§ AIM OF THE TASK:
If a line of the material holds the string "with", please copy it.

_____

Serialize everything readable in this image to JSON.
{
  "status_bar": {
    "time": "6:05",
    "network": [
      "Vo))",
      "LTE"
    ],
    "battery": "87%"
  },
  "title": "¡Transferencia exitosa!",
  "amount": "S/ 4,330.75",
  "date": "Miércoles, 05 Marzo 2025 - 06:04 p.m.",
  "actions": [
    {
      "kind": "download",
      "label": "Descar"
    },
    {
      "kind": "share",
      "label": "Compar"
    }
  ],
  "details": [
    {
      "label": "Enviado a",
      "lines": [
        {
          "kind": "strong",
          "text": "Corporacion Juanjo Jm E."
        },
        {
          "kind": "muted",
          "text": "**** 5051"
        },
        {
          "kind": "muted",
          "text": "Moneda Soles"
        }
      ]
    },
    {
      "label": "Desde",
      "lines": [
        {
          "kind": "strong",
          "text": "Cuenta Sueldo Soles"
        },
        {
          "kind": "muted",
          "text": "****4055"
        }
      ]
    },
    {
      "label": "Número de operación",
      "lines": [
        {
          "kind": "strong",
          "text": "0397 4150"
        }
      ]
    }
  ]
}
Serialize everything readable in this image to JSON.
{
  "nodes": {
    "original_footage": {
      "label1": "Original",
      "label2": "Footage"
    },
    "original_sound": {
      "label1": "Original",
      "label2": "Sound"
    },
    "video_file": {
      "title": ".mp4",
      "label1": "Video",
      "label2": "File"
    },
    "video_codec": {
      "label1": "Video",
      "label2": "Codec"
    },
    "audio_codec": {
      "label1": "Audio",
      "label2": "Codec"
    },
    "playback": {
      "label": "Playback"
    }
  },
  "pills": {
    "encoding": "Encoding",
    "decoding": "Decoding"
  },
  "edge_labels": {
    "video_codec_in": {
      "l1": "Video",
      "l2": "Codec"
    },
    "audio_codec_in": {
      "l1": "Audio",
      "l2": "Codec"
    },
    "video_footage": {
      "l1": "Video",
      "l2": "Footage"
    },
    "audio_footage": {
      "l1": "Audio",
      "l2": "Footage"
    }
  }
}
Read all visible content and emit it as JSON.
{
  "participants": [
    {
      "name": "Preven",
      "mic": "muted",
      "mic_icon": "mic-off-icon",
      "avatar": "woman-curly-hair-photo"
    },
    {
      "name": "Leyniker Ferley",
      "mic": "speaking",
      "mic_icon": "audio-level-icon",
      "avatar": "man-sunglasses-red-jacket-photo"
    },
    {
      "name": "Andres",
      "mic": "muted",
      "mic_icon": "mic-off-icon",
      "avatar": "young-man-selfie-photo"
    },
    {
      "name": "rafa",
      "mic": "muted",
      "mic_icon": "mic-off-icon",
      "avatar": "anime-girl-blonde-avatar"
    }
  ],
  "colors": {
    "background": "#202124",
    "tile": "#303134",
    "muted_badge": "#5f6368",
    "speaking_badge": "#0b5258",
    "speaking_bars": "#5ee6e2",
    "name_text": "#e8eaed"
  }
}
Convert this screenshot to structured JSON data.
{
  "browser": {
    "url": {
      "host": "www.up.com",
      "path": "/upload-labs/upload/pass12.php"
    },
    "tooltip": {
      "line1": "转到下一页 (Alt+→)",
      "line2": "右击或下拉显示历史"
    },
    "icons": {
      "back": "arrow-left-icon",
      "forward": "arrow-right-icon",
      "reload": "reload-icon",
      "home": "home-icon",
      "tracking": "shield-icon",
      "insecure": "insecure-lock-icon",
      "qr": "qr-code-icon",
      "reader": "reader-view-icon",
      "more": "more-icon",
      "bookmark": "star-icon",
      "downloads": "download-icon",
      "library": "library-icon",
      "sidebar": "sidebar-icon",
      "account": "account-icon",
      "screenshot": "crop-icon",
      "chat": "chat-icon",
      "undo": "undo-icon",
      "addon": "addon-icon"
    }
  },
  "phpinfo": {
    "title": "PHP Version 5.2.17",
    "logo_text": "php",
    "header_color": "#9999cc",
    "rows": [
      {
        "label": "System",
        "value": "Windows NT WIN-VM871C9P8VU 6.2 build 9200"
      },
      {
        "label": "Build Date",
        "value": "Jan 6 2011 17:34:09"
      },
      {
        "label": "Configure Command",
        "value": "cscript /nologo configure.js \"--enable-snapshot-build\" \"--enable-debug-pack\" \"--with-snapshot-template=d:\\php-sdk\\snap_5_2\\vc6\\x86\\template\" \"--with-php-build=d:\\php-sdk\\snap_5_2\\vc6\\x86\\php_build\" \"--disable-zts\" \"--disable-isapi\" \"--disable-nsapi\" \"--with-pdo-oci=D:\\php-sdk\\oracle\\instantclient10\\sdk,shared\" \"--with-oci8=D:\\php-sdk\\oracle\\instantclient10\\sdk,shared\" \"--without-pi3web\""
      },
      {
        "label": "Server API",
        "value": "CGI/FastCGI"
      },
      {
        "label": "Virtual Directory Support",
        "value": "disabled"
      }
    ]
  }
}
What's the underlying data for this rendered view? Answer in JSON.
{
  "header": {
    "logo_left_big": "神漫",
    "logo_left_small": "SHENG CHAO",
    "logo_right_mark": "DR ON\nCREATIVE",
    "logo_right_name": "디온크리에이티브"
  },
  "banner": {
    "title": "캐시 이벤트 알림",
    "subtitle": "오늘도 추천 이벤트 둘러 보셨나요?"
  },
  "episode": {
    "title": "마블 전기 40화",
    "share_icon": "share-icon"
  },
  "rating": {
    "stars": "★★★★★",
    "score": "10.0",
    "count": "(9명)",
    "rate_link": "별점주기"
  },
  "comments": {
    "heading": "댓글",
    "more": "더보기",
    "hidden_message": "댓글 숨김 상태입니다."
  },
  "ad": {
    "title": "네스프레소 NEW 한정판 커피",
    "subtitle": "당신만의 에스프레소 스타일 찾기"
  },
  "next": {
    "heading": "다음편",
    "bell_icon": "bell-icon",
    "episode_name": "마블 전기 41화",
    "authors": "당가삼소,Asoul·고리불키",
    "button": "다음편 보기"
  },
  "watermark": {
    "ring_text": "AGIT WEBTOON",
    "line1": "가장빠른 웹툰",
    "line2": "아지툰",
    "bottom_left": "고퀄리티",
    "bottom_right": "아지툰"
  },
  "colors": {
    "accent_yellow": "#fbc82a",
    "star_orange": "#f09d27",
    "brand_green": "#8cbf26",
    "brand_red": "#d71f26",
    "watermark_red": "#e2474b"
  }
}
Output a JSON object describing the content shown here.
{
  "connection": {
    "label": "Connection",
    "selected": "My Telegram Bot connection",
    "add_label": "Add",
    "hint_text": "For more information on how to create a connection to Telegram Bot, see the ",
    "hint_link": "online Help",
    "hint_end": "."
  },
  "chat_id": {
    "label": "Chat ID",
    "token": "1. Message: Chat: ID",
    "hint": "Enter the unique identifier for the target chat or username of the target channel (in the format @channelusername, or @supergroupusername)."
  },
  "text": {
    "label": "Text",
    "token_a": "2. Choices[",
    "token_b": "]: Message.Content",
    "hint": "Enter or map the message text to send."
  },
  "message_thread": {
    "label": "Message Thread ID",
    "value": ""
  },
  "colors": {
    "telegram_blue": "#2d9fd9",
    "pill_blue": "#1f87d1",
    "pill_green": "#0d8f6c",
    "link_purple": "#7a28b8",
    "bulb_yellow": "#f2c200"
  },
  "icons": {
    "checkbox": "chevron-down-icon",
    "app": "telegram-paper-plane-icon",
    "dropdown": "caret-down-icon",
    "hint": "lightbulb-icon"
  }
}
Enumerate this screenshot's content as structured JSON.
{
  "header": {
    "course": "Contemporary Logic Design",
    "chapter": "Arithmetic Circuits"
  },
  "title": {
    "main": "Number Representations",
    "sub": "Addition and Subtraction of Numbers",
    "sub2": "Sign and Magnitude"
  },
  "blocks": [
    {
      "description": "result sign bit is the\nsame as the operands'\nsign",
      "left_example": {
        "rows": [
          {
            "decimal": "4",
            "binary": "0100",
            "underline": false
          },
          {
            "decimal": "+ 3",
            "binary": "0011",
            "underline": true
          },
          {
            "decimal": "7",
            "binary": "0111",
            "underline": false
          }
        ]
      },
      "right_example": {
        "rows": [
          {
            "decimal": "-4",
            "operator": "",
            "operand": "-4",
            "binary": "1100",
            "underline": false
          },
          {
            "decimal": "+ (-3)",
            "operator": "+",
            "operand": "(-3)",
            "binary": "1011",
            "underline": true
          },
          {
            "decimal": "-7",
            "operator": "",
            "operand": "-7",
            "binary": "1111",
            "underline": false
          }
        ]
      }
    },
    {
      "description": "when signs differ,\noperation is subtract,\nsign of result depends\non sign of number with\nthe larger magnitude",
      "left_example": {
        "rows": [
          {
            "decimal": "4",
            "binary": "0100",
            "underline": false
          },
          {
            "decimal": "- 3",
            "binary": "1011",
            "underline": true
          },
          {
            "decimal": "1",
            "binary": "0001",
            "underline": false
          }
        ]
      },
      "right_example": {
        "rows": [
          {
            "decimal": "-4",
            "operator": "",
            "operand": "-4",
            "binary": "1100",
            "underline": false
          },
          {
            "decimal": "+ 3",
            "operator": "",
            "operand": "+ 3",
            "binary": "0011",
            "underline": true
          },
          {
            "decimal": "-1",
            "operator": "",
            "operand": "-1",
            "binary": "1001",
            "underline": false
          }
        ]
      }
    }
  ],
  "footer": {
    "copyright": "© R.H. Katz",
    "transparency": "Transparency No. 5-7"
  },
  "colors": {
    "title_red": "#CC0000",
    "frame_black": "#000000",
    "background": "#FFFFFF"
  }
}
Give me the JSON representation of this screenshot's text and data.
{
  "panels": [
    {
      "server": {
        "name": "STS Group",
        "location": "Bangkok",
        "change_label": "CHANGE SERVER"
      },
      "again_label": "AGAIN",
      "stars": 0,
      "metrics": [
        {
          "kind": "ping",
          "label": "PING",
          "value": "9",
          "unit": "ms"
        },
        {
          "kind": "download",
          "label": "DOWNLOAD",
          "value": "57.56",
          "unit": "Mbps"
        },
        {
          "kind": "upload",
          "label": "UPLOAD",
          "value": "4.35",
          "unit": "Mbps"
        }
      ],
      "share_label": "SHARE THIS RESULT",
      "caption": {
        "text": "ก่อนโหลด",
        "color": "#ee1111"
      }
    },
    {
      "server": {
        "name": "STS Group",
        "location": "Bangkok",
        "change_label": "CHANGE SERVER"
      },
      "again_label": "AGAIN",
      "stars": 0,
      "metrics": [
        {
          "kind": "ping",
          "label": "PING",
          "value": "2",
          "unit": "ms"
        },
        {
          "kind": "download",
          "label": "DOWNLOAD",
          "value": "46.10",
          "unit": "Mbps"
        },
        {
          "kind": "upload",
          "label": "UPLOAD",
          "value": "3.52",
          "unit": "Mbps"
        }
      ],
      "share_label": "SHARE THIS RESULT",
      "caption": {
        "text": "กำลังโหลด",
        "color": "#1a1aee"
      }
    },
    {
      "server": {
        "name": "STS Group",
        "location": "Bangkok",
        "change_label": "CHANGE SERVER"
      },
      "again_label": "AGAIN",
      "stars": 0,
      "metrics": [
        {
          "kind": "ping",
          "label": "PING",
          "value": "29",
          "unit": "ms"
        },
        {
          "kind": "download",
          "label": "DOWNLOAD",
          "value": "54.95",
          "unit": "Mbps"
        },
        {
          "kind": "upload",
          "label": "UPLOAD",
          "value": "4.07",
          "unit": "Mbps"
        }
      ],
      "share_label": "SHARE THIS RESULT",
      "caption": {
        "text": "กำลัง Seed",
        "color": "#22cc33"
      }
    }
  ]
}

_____

§ TASK OUTPUT:
        "value": "cscript /nologo configure.js \"--enable-snapshot-build\" \"--enable-debug-pack\" \"--with-snapshot-template=d:\\php-sdk\\snap_5_2\\vc6\\x86\\template\" \"--with-php-build=d:\\php-sdk\\snap_5_2\\vc6\\x86\\php_build\" \"--disable-zts\" \"--disable-isapi\" \"--disable-nsapi\" \"--with-pdo-oci=D:\\php-sdk\\oracle\\instantclient10\\sdk,shared\" \"--with-oci8=D:\\php-sdk\\oracle\\instantclient10\\sdk,shared\" \"--without-pi3web\""
      "description": "when signs differ,\noperation is subtract,\nsign of result depends\non sign of number with\nthe larger magnitude",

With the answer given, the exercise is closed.